I hope this does some of that. Ivan Noble is a writer for BBC who was diagnosed with a brain tumor. He has been undergoing chemotherapy and underwent surgery to be cured.However, his tumor is in remission now. He writes every week about his struggle with the disease, his pain, and
his hope for the future. All without sounding maudlin.

A toast to courage.

Hackers Part Deux

Paul Graham certainly has some interesting things to say. Actually, he says things that I've thought of at times, but never really articulated, because these things weren't all clear in my mind. (If they were, maybe I'd be a genius of his caliber) But his essay here on hackers is remarkable.
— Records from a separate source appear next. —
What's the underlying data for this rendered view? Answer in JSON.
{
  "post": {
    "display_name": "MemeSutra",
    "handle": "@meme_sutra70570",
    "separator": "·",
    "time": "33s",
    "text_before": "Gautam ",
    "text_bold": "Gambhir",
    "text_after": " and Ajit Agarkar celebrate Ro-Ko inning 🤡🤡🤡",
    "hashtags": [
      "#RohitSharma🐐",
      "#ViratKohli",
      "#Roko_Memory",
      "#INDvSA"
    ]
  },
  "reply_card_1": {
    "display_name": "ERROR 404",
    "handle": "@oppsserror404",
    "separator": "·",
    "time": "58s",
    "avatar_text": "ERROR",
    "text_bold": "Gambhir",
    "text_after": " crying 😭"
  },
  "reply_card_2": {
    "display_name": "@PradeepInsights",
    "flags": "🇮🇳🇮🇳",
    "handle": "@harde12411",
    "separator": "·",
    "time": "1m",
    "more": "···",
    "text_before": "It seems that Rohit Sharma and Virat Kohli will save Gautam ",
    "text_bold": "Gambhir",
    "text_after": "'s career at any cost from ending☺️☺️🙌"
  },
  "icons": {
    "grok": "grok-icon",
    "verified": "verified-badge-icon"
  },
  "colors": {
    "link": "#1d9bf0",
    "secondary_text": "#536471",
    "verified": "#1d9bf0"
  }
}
After my previous post on hackers, this makes for an interesting sequel. I've met people who fall in this category, and I know what it entails on their part to be that way, and though I am not half as good a coder, the attitude rubs off.

And this guy writes well: "At our startup we had Robert Morris working as a system administrator. That's like having the Rolling Stones play at a bar mitzvah." Amen to that.

For those who don't know Robert Morris, here's a blurb: The man wrote the first ever worm, which accidentally spread so far and wide that it brought down the Internet as it stood then (in 1988). He was sentenced to 3 years of probation. Finding the last refuge of true hackers, he is now a Professor at MIT.

Thursday, December 02, 2004

Time to face the moojik

It's amazing when you realize that a decade passed you by, with an alarming lack of exposure to quality contemporary music.

I am referring to the blighted late 90s and early zeros, when we had the pleasure of MTV and Channel V with a disgraceful mix of boy bands and bubblegum pop princesses passing off as "Music" (this, in addition to a few dozen punjabi singers and the drivel they pass off as remixes). I didn't notice too much, maybe because I was hardly at home, and also because my hostel and friend network provided me with enough classic rock to sustain me through the blues of COEP.
A good ride on Internet radio over the past few months has left me with a long list of bands/singers from the last few years that I'd like to hear more of:

Green Day
Goo Goo Dolls
Matchbox Twenty
John Mayer
Sarah McLachlan